[[ DATA SUPPLIED, beginning ]]
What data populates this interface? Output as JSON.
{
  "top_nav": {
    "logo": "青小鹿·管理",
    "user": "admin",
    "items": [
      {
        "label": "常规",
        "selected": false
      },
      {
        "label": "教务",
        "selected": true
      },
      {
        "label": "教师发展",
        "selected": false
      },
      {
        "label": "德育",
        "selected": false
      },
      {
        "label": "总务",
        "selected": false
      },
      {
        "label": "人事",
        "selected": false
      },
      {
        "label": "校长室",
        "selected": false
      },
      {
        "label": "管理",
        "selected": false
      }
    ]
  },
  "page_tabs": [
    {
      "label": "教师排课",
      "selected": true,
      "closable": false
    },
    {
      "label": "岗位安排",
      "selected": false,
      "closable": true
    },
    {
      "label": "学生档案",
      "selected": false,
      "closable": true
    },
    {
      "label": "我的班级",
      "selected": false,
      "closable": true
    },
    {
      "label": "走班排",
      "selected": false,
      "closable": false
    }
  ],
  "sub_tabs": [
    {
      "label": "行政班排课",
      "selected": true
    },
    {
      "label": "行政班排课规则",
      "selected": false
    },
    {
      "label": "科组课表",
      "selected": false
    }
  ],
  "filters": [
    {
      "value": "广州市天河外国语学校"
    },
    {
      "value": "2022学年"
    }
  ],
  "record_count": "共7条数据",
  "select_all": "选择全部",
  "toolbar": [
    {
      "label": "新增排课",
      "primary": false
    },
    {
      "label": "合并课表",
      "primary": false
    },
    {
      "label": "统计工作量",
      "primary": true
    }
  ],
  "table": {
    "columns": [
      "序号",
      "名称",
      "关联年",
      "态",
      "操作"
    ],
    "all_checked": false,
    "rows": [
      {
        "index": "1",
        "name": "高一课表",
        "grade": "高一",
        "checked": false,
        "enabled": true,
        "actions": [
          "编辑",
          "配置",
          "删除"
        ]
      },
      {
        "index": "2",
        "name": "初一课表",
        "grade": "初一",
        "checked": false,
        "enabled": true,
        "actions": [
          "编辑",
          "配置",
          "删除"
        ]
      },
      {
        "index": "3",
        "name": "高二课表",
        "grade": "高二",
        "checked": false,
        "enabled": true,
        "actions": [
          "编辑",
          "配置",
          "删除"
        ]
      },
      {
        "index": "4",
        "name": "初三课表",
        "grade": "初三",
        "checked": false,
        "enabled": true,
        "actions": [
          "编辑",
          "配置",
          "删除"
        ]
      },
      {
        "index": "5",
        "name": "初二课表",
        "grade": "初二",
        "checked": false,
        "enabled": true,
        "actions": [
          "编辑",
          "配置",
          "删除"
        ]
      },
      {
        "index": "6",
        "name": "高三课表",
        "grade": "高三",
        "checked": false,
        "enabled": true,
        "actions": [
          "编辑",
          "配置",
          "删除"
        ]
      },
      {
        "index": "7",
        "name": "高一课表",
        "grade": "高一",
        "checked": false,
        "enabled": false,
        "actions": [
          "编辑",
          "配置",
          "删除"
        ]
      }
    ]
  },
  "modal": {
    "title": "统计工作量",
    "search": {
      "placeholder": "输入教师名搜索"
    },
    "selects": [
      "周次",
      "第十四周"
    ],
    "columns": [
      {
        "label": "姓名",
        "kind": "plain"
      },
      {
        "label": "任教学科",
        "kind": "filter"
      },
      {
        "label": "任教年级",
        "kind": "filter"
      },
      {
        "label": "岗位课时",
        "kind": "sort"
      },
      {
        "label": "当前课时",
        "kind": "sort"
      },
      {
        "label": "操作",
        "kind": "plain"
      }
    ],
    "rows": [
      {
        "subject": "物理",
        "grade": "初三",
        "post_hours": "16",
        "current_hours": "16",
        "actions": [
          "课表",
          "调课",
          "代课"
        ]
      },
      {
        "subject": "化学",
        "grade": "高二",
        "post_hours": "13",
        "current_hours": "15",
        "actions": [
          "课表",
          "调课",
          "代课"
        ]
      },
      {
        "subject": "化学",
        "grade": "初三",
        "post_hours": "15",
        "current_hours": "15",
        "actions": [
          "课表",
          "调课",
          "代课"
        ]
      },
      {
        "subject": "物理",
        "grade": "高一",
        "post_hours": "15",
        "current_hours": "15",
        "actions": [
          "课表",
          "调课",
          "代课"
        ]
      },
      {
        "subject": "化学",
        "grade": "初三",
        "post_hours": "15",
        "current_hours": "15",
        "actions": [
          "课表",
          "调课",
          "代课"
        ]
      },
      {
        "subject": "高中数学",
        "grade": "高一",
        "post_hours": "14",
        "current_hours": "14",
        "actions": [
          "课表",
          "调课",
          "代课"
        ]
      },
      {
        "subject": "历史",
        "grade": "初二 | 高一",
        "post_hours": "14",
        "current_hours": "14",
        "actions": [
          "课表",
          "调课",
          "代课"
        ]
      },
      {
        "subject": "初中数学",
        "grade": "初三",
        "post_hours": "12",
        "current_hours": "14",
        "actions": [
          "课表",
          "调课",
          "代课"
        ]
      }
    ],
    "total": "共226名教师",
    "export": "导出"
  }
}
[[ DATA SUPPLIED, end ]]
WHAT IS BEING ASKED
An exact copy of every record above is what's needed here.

RESULT OF THE TASK
What data populates this interface? Output as JSON.
{
  "top_nav": {
    "logo": "青小鹿·管理",
    "user": "admin",
    "items": [
      {
        "label": "常规",
        "selected": false
      },
      {
        "label": "教务",
        "selected": true
      },
      {
        "label": "教师发展",
        "selected": false
      },
      {
        "label": "德育",
        "selected": false
      },
      {
        "label": "总务",
        "selected": false
      },
      {
        "label": "人事",
        "selected": false
      },
      {
        "label": "校长室",
        "selected": false
      },
      {
        "label": "管理",
        "selected": false
      }
    ]
  },
  "page_tabs": [
    {
      "label": "教师排课",
      "selected": true,
      "closable": false
    },
    {
      "label": "岗位安排",
      "selected": false,
      "closable": true
    },
    {
      "label": "学生档案",
      "selected": false,
      "closable": true
    },
    {
      "label": "我的班级",
      "selected": false,
      "closable": true
    },
    {
      "label": "走班排",
      "selected": false,
      "closable": false
    }
  ],
  "sub_tabs": [
    {
      "label": "行政班排课",
      "selected": true
    },
    {
      "label": "行政班排课规则",
      "selected": false
    },
    {
      "label": "科组课表",
      "selected": false
    }
  ],
  "filters": [
    {
      "value": "广州市天河外国语学校"
    },
    {
      "value": "2022学年"
    }
  ],
  "record_count": "共7条数据",
  "select_all": "选择全部",
  "toolbar": [
    {
      "label": "新增排课",
      "primary": false
    },
    {
      "label": "合并课表",
      "primary": false
    },
    {
      "label": "统计工作量",
      "primary": true
    }
  ],
  "table": {
    "columns": [
      "序号",
      "名称",
      "关联年",
      "态",
      "操作"
    ],
    "all_checked": false,
    "rows": [
      {
        "index": "1",
        "name": "高一课表",
        "grade": "高一",
        "checked": false,
        "enabled": true,
        "actions": [
          "编辑",
          "配置",
          "删除"
        ]
      },
      {
        "index": "2",
        "name": "初一课表",
        "grade": "初一",
        "checked": false,
        "enabled": true,
        "actions": [
          "编辑",
          "配置",
          "删除"
        ]
      },
      {
        "index": "3",
        "name": "高二课表",
        "grade": "高二",
        "checked": false,
        "enabled": true,
        "actions": [
          "编辑",
          "配置",
          "删除"
        ]
      },
      {
        "index": "4",
        "name": "初三课表",
        "grade": "初三",
        "checked": false,
        "enabled": true,
        "actions": [
          "编辑",
          "配置",
          "删除"
        ]
      },
      {
        "index": "5",
        "name": "初二课表",
        "grade": "初二",
        "checked": false,
        "enabled": true,
        "actions": [
          "编辑",
          "配置",
          "删除"
        ]
      },
      {
        "index": "6",
        "name": "高三课表",
        "grade": "高三",
        "checked": false,
        "enabled": true,
        "actions": [
          "编辑",
          "配置",
          "删除"
        ]
      },
      {
        "index": "7",
        "name": "高一课表",
        "grade": "高一",
        "checked": false,
        "enabled": false,
        "actions": [
          "编辑",
          "配置",
          "删除"
        ]
      }
    ]
  },
  "modal": {
    "title": "统计工作量",
    "search": {
      "placeholder": "输入教师名搜索"
    },
    "selects": [
      "周次",
      "第十四周"
    ],
    "columns": [
      {
        "label": "姓名",
        "kind": "plain"
      },
      {
        "label": "任教学科",
        "kind": "filter"
      },
      {
        "label": "任教年级",
        "kind": "filter"
      },
      {
        "label": "岗位课时",
        "kind": "sort"
      },
      {
        "label": "当前课时",
        "kind": "sort"
      },
      {
        "label": "操作",
        "kind": "plain"
      }
    ],
    "rows": [
      {
        "subject": "物理",
        "grade": "初三",
        "post_hours": "16",
        "current_hours": "16",
        "actions": [
          "课表",
          "调课",
          "代课"
        ]
      },
      {
        "subject": "化学",
        "grade": "高二",
        "post_hours": "13",
        "current_hours": "15",
        "actions": [
          "课表",
          "调课",
          "代课"
        ]
      },
      {
        "subject": "化学",
        "grade": "初三",
        "post_hours": "15",
        "current_hours": "15",
        "actions": [
          "课表",
          "调课",
          "代课"
        ]
      },
      {
        "subject": "物理",
        "grade": "高一",
        "post_hours": "15",
        "current_hours": "15",
        "actions": [
          "课表",
          "调课",
          "代课"
        ]
      },
      {
        "subject": "化学",
        "grade": "初三",
        "post_hours": "15",
        "current_hours": "15",
        "actions": [
          "课表",
          "调课",
          "代课"
        ]
      },
      {
        "subject": "高中数学",
        "grade": "高一",
        "post_hours": "14",
        "current_hours": "14",
        "actions": [
          "课表",
          "调课",
          "代课"
        ]
      },
      {
        "subject": "历史",
        "grade": "初二 | 高一",
        "post_hours": "14",
        "current_hours": "14",
        "actions": [
          "课表",
          "调课",
          "代课"
        ]
      },
      {
        "subject": "初中数学",
        "grade": "初三",
        "post_hours": "12",
        "current_hours": "14",
        "actions": [
          "课表",
          "调课",
          "代课"
        ]
      }
    ],
    "total": "共226名教师",
    "export": "导出"
  }
}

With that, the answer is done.